Prompt >> Gather every line in the records below that contains the word "title".

Excerpted records >>
——————

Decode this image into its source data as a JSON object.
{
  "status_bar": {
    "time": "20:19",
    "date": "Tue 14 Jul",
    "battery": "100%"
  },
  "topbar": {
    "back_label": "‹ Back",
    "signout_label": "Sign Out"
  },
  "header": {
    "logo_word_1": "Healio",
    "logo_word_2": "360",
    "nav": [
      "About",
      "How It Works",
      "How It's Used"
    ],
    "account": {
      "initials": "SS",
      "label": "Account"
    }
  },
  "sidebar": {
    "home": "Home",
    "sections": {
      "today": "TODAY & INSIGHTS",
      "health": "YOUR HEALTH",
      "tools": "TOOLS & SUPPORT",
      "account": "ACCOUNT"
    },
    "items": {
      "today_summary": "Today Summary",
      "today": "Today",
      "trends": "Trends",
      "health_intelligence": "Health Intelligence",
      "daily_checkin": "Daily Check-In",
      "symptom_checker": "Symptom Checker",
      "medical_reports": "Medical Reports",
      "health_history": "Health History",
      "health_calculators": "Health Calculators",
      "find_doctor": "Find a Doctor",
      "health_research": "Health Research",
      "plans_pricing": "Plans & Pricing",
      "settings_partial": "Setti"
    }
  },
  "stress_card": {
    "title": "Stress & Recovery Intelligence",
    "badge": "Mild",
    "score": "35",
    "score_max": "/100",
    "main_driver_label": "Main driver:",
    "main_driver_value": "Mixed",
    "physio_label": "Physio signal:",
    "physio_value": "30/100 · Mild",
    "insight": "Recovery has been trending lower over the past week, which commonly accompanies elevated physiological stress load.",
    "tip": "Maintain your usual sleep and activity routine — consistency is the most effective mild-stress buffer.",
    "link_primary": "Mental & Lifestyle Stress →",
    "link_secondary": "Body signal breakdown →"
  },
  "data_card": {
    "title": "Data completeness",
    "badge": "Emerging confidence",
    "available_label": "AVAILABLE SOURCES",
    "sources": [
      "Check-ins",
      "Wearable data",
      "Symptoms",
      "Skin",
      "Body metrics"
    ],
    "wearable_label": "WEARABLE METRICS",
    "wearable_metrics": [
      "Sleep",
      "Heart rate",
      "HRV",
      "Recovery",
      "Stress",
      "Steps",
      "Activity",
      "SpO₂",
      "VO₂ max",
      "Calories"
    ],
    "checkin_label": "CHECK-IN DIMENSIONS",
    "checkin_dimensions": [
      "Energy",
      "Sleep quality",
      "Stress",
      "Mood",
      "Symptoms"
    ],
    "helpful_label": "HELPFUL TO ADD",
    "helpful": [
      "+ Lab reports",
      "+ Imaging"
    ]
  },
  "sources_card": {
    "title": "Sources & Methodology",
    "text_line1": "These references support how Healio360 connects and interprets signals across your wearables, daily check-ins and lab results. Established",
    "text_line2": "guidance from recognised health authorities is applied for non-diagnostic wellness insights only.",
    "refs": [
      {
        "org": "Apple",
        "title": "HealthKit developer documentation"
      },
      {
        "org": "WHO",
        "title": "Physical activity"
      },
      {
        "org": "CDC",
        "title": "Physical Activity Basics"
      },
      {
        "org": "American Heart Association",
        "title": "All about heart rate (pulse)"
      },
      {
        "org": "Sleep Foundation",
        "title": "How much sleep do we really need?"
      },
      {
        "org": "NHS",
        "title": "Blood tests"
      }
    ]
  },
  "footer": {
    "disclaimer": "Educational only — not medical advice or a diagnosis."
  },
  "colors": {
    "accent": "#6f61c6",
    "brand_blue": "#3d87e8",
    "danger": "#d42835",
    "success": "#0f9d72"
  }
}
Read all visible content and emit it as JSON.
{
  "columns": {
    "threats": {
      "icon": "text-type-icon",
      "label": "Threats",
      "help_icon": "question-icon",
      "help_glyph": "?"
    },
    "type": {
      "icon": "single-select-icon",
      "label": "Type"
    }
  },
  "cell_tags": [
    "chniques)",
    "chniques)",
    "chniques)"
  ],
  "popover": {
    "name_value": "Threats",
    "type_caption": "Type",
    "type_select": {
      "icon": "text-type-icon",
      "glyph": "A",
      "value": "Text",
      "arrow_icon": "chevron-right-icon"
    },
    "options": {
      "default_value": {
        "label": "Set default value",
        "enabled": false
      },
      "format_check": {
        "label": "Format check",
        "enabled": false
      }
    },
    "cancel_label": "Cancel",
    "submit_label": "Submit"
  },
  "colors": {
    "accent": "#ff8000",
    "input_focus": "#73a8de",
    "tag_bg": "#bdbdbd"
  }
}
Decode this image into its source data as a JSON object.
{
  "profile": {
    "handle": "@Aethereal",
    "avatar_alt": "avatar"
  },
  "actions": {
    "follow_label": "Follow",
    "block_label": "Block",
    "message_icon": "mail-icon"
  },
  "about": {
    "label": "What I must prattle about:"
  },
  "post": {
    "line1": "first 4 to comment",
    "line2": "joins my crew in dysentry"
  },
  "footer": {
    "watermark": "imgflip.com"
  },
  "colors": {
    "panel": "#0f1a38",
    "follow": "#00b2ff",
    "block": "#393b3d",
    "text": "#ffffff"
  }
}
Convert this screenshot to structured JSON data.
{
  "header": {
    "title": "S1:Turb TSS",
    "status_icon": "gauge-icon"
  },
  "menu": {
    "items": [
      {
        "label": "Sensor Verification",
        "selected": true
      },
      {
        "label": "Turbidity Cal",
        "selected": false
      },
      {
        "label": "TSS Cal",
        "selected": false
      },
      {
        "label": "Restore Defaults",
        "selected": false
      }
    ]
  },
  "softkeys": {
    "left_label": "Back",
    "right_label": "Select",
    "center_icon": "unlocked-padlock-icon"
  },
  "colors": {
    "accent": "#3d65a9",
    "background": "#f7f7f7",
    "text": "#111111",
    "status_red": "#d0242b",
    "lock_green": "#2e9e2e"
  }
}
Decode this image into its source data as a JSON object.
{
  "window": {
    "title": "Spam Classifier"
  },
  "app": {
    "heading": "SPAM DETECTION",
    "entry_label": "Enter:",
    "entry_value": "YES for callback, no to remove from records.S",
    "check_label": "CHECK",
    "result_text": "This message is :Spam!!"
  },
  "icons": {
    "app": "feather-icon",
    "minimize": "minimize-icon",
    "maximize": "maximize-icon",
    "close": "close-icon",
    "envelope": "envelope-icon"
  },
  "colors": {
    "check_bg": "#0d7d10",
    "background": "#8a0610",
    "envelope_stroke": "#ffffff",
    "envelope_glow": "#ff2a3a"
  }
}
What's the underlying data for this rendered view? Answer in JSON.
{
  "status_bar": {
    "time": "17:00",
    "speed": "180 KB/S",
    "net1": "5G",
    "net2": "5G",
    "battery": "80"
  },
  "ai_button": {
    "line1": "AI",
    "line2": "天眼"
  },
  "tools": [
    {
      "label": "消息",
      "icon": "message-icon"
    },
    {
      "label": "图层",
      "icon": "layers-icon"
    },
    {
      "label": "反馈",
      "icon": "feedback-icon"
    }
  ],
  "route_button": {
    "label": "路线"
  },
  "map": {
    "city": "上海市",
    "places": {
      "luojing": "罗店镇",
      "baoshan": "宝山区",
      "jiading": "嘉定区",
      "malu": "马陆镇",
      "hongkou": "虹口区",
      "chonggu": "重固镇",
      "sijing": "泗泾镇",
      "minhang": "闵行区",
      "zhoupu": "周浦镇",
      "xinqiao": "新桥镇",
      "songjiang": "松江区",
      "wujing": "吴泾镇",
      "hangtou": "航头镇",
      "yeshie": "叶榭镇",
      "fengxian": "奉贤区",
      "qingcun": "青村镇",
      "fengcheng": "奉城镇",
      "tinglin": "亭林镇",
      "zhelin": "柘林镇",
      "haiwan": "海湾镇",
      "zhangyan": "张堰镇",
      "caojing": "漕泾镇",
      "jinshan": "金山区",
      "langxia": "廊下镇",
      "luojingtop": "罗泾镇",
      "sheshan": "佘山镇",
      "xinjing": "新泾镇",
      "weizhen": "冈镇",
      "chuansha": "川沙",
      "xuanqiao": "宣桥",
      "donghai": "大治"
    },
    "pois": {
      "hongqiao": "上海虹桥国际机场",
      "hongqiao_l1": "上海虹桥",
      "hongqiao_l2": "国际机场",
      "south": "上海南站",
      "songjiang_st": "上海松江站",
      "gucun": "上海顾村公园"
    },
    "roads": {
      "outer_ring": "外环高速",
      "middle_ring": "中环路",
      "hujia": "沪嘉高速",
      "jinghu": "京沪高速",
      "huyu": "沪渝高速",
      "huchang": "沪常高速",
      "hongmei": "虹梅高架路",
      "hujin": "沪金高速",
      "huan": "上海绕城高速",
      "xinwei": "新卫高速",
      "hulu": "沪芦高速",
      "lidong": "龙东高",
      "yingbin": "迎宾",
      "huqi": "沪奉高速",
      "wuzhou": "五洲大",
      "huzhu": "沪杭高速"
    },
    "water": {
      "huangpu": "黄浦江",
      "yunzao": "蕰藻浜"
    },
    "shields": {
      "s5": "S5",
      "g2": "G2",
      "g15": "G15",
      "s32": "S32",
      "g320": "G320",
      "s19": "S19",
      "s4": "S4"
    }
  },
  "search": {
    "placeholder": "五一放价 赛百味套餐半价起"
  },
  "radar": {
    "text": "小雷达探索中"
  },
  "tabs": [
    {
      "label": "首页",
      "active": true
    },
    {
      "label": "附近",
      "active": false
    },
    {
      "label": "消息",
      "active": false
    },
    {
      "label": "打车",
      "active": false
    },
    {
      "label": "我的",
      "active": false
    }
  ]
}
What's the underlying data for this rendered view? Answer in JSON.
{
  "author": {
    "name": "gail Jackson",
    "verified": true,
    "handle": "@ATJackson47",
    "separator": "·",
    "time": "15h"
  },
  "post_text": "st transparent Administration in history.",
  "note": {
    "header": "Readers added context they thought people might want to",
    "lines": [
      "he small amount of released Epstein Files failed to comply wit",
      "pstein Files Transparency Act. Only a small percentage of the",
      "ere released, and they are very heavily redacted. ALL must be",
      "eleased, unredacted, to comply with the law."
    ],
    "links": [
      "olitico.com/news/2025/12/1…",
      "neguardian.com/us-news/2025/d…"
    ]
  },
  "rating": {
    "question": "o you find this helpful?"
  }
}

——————

Answer >>
    "title": "Stress & Recovery Intelligence",
    "title": "Data completeness",
    "title": "Sources & Methodology",
        "title": "HealthKit developer documentation"
        "title": "Physical activity"
        "title": "Physical Activity Basics"
        "title": "All about heart rate (pulse)"
        "title": "How much sleep do we really need?"
        "title": "Blood tests"
    "title": "S1:Turb TSS",
    "title": "Spam Classifier"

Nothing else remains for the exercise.